LIIDLII KUE/FORT SIMPSON
For Open Sky Creative Society president Lindsay Waugh, art is contagious. Whether that art takes the form of music, visual or hand-crafted work is irrelevant - what's important is the artist learning about who they are as a person.
Open Sky Creative Society president Lindsay Waugh, left, and executive director Roxanna Thompson receive an award from Education, Culture and Employment Minister Alfred Moses. - photo courtesy of Angela Gzowski
Whether that art takes the form of music, visual or hand-crafted work is irrelevant - what's important is the artist learning about who they are as a person.
Waugh and Open Sky executive director Roxanna Thompson spent Nov. 1 in Yellowknife, where they accepted the Minister's Culture and Heritage Circle award on behalf of the society, which was nominated in the award's group category by Nahendeh MLA Shane Thompson.
The society's programming includes arts workshops throughout the year and a festival in the summer, as well as a gallery.
"This award, for our community and for Open Sky, is huge," Waugh said.
"It was just a special day."
Despite the whirlwind trip, Waugh found himself taking the time to appreciate the small things - a beautiful bouquet of flowers at the ceremony; three drummers singing a prayer to open the event.

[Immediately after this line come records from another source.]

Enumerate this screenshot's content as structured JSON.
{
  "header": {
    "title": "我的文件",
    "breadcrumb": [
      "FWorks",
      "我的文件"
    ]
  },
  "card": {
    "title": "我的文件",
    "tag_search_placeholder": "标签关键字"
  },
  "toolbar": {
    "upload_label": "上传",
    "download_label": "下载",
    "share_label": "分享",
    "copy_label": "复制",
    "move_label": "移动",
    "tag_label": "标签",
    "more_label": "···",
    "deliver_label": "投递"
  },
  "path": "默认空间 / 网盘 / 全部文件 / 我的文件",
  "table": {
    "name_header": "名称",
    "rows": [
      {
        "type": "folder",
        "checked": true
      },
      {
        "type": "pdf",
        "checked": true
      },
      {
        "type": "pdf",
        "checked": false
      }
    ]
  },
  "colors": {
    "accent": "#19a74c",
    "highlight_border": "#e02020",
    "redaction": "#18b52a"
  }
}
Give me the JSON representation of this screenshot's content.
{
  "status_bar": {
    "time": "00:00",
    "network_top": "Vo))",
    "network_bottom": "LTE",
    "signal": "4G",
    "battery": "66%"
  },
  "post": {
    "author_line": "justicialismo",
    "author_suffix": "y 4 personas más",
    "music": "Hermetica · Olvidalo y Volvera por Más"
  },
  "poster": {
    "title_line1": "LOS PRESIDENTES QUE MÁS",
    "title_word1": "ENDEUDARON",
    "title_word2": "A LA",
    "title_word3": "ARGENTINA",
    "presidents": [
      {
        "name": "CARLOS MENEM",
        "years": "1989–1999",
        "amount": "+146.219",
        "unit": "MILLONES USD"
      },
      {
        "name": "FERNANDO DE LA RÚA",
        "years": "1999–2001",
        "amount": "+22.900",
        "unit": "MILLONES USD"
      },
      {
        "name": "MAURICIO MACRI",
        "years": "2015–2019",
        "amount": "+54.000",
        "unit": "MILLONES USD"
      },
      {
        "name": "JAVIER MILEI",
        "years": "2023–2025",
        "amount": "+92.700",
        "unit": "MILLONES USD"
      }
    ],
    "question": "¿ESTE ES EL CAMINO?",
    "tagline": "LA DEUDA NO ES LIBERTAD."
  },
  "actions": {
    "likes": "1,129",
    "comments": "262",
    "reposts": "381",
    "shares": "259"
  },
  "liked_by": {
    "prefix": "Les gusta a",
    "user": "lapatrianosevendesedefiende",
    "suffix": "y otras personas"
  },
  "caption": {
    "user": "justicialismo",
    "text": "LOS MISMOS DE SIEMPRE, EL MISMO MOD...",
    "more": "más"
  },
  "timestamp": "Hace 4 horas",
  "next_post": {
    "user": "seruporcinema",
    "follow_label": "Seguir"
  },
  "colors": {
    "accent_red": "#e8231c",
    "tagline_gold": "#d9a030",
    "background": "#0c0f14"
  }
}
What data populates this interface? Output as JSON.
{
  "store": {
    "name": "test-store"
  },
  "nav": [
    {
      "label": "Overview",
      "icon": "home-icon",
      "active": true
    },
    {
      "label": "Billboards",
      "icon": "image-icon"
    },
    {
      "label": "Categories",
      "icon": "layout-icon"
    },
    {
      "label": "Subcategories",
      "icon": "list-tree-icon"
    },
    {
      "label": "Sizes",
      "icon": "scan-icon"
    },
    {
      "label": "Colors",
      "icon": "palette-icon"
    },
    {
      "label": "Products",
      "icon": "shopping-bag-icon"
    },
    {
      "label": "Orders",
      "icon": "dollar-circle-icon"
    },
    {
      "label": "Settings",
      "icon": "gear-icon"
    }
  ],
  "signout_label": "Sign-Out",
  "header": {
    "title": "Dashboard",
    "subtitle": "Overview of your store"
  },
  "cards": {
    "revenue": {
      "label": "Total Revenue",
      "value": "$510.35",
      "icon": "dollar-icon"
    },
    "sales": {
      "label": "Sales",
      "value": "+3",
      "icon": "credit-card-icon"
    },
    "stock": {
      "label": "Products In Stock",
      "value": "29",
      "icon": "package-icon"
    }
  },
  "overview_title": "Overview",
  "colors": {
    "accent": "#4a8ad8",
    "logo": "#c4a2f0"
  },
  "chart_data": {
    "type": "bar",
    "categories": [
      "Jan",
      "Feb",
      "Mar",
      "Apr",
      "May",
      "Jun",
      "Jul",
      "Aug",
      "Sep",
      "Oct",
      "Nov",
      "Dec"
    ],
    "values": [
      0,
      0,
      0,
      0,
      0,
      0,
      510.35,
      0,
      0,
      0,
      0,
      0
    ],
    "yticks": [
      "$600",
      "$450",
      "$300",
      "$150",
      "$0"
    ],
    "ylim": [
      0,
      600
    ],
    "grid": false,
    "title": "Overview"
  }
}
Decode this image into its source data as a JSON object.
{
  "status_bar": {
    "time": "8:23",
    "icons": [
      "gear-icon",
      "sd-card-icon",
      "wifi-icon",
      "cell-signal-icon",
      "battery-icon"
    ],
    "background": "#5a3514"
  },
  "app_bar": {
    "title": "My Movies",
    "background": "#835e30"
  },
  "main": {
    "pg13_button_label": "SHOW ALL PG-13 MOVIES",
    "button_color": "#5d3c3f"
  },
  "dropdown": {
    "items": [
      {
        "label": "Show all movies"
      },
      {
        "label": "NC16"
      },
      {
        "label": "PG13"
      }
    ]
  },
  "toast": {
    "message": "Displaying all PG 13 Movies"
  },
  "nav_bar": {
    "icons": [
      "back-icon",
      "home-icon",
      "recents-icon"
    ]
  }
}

A lifetime of experience in the arts world has taught Waugh to see the beauty in each day. Waugh is one of the founding members of the society, which is now entering its 17th year.
He is known in the region for channeling the Deh Cho into song and currently has two CDs released.
The award's importance, he said, goes beyond recognizing the role Open Sky plays in the community. It also recognizes the importance of art to the North.
"It's sort of a history of who you are in the moment, and more than that it gives people the opportunity to draw out their passions and connect (with each other)," he said.
"I feel it's very important that people find out what makes them tick and explore who they are."
The society's longevity, he said, puts it in a position to bring multiple art forms to people in an accessible way.
"People are sometimes intimidated to try, no matter their age ... but it's never too late to explore, and it's never too early," he said.
"If they find that passion and work at it ... that creates self esteem."
As for his own creative process, three days each week Waugh walks the perimeter of Fort Simpson to appreciate the natural beauty of the area.
"You've got to be able to see the raven playing in the wind," he said. "We, collectively, have to be able to see the beauty."
The Minister's Culture and Heritage Circle gives out awards each year, with recipients decided by a committee including the Department of Education, Culture and Employment as well as people from the arts community.